Hamdan says he was just a driver
The decision overturns a lower court ruling that the trials for detainees held at Guantanamo were unlawful.
This latest ruling means in effect that the trials, known as military commissions, can now proceed.
Salim Ahmed Hamdan, from Yemen, is accused of conspiracy to commit war crimes, including terrorism.
A judge halted Mr Hamdan's trial last year, saying it could not proceed until a decision had been made on whether he was a prisoner of war under the Geneva Conventions.
Mr Hamdan contested his status as "enemy combatant", and his lawyers were seeking to force US authorities to try him in civilian court, arguing that the military tribunals were illegal under US law.
However, the appeals court judges ruled on Friday that the 1949 convention on the rights of prisoners of war did not apply to members of al-Qaeda.
This is a significant victory for US President George W Bush and his generals, and a blow for those who want to see Guantanamo Bay closed down, says the BBC's Adam Brookes in Washington.
Mr Hamdan can still take his case to a full hearing of the Appeals Court and from there to the Supreme Court.
Mr Hamdan worked for Bin Laden in Afghanistan from 1997 until the US attack in Afghanistan in 2001. He denies being a member of al-Qaeda.

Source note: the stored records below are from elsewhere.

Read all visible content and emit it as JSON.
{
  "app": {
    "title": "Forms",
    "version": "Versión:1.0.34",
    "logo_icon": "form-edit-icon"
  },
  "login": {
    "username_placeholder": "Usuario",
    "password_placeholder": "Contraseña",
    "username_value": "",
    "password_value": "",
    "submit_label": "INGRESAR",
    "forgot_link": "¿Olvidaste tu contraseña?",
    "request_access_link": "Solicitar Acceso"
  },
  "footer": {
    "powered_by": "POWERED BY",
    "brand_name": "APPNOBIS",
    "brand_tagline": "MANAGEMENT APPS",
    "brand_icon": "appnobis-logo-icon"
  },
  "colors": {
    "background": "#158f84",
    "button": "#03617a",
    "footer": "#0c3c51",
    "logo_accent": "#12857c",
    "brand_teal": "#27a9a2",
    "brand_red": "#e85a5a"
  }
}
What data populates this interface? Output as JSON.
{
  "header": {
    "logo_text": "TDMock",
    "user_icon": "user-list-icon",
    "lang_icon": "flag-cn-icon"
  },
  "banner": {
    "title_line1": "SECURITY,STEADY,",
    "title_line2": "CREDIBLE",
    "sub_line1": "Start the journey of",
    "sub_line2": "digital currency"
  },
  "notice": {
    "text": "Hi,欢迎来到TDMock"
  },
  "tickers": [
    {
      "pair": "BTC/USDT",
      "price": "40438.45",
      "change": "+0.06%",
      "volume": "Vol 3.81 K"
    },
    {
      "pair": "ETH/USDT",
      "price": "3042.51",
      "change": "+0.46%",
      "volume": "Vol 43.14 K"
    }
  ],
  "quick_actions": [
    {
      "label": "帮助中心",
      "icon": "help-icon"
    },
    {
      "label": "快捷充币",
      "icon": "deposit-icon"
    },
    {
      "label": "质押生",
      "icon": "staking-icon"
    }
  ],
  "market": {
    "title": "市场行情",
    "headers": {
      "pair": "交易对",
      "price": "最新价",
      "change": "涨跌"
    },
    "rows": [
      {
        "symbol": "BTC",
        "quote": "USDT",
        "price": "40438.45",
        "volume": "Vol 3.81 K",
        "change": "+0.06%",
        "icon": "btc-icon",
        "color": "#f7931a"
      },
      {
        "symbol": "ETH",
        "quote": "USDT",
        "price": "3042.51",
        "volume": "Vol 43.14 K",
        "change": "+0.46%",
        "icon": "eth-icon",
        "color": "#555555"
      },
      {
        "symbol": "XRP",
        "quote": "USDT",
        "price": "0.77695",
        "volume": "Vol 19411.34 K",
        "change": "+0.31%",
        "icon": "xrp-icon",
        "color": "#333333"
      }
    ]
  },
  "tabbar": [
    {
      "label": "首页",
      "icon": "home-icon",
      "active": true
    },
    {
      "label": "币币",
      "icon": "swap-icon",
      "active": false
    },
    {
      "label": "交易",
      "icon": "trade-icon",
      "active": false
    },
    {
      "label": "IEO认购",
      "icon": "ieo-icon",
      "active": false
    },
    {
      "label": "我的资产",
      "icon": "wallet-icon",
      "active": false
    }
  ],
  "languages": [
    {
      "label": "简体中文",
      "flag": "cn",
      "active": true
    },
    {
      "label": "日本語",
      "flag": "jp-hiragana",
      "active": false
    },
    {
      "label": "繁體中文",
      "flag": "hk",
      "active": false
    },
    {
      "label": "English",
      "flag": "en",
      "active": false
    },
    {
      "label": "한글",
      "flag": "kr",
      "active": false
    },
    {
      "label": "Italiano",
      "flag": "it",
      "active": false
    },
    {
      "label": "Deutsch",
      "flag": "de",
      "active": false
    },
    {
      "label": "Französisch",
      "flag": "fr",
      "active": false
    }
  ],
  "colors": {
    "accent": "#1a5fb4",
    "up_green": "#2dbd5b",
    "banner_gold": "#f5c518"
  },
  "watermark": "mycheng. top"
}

Of the 540 inmates at Guantanamo, four have been charged. Of the rest, some will be released and many more will be held indefinitely.